**What this task involves**
Where an entry below contains an image, skip the image and copy the rest exactly.

-- Provided entries follows --

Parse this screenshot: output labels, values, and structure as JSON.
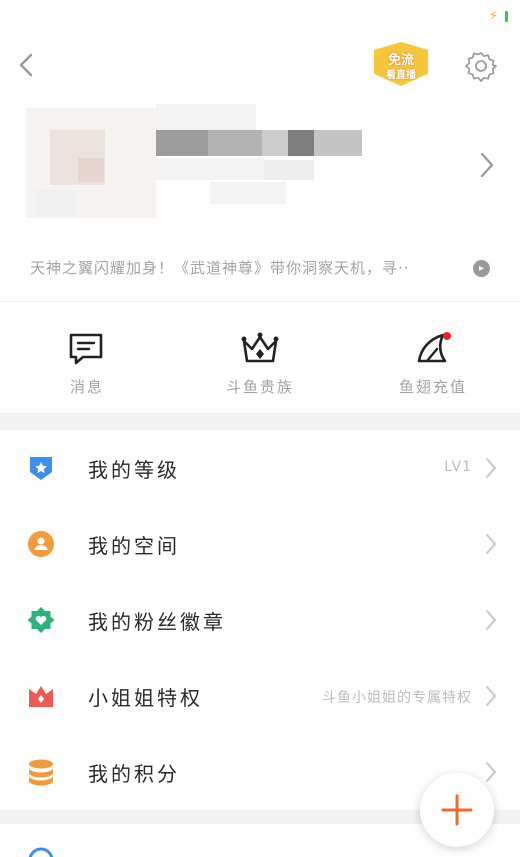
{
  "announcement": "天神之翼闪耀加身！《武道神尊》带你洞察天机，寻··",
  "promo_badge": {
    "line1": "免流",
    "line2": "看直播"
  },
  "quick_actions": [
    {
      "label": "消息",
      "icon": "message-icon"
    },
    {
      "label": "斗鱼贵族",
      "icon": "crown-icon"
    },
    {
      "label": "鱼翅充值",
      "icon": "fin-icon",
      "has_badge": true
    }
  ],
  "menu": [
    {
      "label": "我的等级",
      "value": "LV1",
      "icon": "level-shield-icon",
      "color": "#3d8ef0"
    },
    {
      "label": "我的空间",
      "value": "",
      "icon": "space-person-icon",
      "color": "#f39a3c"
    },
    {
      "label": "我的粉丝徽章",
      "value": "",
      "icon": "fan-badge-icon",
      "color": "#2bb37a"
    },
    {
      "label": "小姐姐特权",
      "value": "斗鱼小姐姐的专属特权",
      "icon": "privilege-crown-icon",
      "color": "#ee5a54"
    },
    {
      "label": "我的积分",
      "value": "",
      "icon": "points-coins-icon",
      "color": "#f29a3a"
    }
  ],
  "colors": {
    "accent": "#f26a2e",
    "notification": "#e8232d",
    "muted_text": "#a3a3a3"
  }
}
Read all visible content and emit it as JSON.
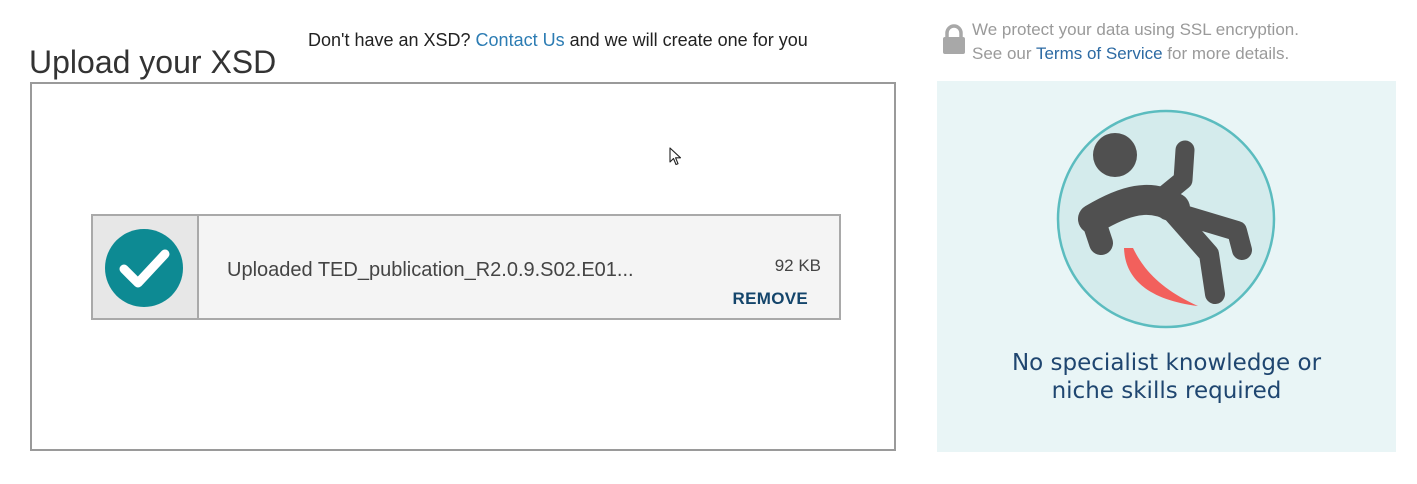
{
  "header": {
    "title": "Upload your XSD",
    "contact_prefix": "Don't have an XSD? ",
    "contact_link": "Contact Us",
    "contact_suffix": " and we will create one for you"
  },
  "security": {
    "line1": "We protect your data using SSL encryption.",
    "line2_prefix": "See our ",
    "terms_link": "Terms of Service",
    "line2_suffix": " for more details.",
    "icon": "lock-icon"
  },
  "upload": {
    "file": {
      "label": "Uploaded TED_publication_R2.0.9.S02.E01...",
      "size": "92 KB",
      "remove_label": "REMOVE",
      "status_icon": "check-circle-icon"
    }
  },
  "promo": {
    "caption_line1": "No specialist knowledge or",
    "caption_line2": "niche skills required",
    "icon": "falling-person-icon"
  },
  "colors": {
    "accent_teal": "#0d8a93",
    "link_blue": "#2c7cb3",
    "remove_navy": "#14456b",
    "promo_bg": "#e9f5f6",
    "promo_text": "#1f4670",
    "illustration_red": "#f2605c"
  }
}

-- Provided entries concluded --

**Your solution**
Parse this screenshot: output labels, values, and structure as JSON.
{
  "announcement": "天神之翼闪耀加身！《武道神尊》带你洞察天机，寻··",
  "promo_badge": {
    "line1": "免流",
    "line2": "看直播"
  },
  "quick_actions": [
    {
      "label": "消息",
      "icon": "message-icon"
    },
    {
      "label": "斗鱼贵族",
      "icon": "crown-icon"
    },
    {
      "label": "鱼翅充值",
      "icon": "fin-icon",
      "has_badge": true
    }
  ],
  "menu": [
    {
      "label": "我的等级",
      "value": "LV1",
      "icon": "level-shield-icon",
      "color": "#3d8ef0"
    },
    {
      "label": "我的空间",
      "value": "",
      "icon": "space-person-icon",
      "color": "#f39a3c"
    },
    {
      "label": "我的粉丝徽章",
      "value": "",
      "icon": "fan-badge-icon",
      "color": "#2bb37a"
    },
    {
      "label": "小姐姐特权",
      "value": "斗鱼小姐姐的专属特权",
      "icon": "privilege-crown-icon",
      "color": "#ee5a54"
    },
    {
      "label": "我的积分",
      "value": "",
      "icon": "points-coins-icon",
      "color": "#f29a3a"
    }
  ],
  "colors": {
    "accent": "#f26a2e",
    "notification": "#e8232d",
    "muted_text": "#a3a3a3"
  }
}
Read all visible content and emit it as JSON.
{
  "header": {
    "title": "Upload your XSD",
    "contact_prefix": "Don't have an XSD? ",
    "contact_link": "Contact Us",
    "contact_suffix": " and we will create one for you"
  },
  "security": {
    "line1": "We protect your data using SSL encryption.",
    "line2_prefix": "See our ",
    "terms_link": "Terms of Service",
    "line2_suffix": " for more details.",
    "icon": "lock-icon"
  },
  "upload": {
    "file": {
      "label": "Uploaded TED_publication_R2.0.9.S02.E01...",
      "size": "92 KB",
      "remove_label": "REMOVE",
      "status_icon": "check-circle-icon"
    }
  },
  "promo": {
    "caption_line1": "No specialist knowledge or",
    "caption_line2": "niche skills required",
    "icon": "falling-person-icon"
  },
  "colors": {
    "accent_teal": "#0d8a93",
    "link_blue": "#2c7cb3",
    "remove_navy": "#14456b",
    "promo_bg": "#e9f5f6",
    "promo_text": "#1f4670",
    "illustration_red": "#f2605c"
  }
}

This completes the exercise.